Task goal: Nothing but a number belongs in the answer: the count of lines below that contain the word "likes".

Source material:
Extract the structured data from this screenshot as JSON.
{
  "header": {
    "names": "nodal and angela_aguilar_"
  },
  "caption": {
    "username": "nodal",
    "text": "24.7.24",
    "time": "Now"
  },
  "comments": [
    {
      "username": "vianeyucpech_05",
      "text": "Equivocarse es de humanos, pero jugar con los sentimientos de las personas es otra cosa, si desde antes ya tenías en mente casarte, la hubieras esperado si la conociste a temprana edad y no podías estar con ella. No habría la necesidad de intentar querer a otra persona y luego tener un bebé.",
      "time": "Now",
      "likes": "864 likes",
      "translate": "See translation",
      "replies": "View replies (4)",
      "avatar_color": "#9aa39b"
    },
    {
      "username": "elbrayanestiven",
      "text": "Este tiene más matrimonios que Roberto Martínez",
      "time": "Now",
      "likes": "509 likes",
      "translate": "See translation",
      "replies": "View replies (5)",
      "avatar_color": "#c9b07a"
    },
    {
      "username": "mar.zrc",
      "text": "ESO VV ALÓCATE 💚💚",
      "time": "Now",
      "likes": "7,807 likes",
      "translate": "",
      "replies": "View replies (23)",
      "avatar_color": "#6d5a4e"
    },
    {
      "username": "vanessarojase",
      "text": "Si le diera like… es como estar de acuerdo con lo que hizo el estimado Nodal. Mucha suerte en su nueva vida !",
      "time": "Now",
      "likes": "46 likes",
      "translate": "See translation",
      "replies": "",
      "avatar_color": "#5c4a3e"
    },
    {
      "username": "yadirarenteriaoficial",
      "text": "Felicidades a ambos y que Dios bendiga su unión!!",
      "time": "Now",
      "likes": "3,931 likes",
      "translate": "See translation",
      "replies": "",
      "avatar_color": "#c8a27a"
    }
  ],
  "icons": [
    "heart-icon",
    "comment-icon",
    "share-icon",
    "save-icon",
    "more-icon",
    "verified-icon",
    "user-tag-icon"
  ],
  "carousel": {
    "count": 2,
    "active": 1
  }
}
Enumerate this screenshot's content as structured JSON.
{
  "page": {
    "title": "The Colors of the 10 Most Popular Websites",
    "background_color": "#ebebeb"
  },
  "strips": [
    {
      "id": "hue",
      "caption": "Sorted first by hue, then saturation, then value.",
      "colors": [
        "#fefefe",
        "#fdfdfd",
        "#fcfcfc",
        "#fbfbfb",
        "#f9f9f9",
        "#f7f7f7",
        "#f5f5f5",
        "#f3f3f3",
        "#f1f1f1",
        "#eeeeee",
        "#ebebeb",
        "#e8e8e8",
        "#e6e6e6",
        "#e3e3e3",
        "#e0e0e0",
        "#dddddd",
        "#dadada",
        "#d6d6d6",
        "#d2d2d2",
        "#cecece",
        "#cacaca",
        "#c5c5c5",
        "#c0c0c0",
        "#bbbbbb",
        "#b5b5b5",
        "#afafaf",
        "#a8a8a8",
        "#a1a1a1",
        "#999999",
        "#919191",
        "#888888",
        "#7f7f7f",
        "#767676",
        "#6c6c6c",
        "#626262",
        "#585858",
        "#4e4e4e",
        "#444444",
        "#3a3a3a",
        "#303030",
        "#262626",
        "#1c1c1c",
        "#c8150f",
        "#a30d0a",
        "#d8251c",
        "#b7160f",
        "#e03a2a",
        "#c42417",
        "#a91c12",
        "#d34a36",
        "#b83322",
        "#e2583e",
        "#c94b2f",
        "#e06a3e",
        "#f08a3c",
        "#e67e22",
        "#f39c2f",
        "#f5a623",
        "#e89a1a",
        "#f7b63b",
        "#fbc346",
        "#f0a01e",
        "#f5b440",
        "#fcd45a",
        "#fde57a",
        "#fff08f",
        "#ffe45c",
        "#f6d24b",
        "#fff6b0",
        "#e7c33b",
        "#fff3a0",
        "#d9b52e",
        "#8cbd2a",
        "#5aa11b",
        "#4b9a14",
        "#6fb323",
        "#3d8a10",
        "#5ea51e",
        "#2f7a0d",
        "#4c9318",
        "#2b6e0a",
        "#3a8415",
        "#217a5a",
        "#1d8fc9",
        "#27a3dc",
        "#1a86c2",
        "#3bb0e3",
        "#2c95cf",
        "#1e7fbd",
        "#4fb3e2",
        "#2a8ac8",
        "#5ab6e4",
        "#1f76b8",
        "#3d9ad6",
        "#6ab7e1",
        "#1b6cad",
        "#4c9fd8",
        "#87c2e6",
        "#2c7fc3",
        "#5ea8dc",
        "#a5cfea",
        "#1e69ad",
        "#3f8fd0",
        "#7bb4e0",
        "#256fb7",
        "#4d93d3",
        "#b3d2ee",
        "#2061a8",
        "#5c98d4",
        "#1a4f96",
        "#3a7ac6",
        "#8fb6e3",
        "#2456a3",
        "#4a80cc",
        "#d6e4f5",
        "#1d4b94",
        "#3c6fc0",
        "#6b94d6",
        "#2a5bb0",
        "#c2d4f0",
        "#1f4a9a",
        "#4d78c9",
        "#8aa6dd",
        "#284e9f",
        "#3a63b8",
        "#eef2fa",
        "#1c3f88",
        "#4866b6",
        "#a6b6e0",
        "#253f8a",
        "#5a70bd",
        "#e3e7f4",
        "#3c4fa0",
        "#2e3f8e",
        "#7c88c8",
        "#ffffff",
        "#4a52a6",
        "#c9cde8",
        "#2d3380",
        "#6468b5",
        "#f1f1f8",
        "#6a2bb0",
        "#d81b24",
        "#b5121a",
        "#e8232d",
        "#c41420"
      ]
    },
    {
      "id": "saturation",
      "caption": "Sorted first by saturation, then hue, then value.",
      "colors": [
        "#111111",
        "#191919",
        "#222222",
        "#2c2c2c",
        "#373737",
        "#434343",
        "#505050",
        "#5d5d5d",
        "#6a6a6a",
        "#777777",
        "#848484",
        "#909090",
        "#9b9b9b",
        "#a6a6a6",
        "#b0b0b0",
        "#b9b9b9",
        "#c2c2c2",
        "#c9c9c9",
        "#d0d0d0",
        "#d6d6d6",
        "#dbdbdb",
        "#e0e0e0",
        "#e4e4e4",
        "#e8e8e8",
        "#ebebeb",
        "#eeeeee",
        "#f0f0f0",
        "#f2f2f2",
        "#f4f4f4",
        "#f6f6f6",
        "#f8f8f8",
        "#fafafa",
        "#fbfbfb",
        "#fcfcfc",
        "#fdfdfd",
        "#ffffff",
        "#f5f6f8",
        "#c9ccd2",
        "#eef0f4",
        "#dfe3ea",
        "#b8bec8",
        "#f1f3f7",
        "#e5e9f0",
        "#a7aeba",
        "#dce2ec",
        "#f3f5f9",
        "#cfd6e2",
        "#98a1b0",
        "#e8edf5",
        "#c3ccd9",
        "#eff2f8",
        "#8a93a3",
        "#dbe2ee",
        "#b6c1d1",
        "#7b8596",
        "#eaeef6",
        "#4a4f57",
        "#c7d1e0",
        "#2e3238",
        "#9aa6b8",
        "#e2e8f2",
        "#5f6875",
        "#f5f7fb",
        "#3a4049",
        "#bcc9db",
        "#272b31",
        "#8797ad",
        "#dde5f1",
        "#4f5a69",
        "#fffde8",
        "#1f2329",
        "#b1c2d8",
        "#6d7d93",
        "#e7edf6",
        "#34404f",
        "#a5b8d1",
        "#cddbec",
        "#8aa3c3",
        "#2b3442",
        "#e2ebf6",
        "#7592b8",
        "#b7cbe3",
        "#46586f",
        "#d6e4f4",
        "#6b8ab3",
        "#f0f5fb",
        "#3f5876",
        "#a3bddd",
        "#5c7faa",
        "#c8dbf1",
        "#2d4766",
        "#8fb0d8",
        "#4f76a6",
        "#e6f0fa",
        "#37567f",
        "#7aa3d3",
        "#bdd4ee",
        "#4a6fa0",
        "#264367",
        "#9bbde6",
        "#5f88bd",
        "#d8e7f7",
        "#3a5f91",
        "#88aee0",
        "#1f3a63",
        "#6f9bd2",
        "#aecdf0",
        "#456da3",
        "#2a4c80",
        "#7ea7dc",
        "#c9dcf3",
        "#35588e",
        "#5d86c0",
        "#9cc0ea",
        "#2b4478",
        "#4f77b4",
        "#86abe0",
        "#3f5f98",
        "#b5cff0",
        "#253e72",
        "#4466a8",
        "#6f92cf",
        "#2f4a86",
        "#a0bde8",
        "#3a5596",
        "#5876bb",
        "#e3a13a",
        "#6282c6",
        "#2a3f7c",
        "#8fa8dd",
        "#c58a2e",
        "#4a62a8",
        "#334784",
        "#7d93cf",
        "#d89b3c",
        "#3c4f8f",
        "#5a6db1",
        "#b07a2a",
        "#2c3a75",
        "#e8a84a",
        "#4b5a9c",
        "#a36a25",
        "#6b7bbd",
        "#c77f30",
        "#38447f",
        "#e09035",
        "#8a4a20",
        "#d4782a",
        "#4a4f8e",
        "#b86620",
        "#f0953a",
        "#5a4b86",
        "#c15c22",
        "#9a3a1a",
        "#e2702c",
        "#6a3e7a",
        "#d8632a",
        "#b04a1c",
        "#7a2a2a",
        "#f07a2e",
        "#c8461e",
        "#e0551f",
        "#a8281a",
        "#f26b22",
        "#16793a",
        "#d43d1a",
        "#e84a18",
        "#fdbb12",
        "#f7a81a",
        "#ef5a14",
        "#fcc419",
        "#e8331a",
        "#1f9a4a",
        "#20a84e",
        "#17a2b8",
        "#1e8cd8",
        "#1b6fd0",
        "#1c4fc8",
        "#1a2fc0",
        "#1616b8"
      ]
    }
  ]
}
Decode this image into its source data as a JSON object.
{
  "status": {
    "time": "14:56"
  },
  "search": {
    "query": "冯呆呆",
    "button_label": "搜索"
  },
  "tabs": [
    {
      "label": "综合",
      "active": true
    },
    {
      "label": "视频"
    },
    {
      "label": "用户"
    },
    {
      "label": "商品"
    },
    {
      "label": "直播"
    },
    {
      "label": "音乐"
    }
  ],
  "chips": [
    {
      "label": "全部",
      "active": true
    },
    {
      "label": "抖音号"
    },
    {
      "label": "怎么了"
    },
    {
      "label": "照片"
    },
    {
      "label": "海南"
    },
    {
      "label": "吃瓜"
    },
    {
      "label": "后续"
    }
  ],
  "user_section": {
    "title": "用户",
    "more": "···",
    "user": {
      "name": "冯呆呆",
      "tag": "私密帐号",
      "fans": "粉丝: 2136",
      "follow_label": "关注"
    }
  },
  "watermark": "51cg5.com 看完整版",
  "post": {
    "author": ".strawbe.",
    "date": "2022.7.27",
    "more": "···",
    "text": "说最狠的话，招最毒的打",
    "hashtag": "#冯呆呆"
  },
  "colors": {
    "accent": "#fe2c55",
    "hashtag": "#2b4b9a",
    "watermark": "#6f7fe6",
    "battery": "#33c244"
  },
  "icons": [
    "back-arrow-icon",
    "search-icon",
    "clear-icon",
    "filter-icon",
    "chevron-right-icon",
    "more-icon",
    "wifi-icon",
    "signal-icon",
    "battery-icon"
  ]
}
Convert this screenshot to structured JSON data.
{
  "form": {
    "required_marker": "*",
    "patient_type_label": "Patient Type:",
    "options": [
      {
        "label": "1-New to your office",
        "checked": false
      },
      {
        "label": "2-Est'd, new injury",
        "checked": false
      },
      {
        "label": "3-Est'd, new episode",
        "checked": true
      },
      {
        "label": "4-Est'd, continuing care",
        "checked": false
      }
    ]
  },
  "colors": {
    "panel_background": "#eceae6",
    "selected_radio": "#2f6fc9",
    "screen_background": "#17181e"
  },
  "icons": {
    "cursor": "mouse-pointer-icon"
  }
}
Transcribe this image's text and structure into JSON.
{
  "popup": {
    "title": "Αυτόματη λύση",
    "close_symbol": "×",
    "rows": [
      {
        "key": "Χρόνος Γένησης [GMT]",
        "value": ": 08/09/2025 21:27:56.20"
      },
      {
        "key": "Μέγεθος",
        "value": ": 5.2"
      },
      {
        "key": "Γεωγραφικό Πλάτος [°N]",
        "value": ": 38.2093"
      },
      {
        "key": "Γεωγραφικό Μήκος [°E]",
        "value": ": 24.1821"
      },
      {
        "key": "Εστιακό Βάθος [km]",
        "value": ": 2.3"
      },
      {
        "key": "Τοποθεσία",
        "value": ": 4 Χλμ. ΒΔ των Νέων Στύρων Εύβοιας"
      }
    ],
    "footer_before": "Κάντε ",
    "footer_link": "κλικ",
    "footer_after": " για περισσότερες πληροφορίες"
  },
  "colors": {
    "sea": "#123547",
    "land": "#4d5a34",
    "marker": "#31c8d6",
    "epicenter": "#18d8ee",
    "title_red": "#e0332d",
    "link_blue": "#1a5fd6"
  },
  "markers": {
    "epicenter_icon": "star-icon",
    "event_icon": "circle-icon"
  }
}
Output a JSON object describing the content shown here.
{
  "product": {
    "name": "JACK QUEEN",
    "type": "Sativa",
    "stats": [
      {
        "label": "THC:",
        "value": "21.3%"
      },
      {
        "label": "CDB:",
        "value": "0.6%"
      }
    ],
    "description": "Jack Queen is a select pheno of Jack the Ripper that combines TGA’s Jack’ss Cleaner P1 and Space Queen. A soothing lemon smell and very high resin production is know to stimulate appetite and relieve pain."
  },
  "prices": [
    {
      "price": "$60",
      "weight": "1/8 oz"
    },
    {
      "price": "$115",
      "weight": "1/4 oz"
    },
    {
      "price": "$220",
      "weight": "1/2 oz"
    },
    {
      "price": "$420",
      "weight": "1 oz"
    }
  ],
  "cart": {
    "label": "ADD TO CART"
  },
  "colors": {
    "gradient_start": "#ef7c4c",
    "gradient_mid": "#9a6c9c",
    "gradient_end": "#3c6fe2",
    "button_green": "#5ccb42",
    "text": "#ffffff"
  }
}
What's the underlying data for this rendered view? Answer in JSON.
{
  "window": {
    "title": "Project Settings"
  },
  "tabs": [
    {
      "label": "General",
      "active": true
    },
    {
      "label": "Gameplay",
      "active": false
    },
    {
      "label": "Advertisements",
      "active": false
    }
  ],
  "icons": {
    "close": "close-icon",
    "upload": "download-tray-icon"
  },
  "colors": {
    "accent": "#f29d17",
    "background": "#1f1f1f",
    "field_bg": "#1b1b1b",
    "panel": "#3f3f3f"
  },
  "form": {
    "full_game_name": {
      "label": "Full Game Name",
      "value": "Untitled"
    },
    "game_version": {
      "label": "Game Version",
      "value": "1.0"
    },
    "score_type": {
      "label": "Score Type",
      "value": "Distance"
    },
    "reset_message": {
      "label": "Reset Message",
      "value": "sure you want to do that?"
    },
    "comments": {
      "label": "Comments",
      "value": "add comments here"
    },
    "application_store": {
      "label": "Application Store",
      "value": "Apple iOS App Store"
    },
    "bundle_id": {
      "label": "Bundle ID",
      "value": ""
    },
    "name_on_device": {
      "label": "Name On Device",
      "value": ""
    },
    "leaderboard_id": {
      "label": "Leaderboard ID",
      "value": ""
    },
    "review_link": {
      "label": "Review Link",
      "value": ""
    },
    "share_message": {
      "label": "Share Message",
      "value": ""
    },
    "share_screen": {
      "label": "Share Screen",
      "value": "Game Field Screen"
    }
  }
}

Completed exercise: 5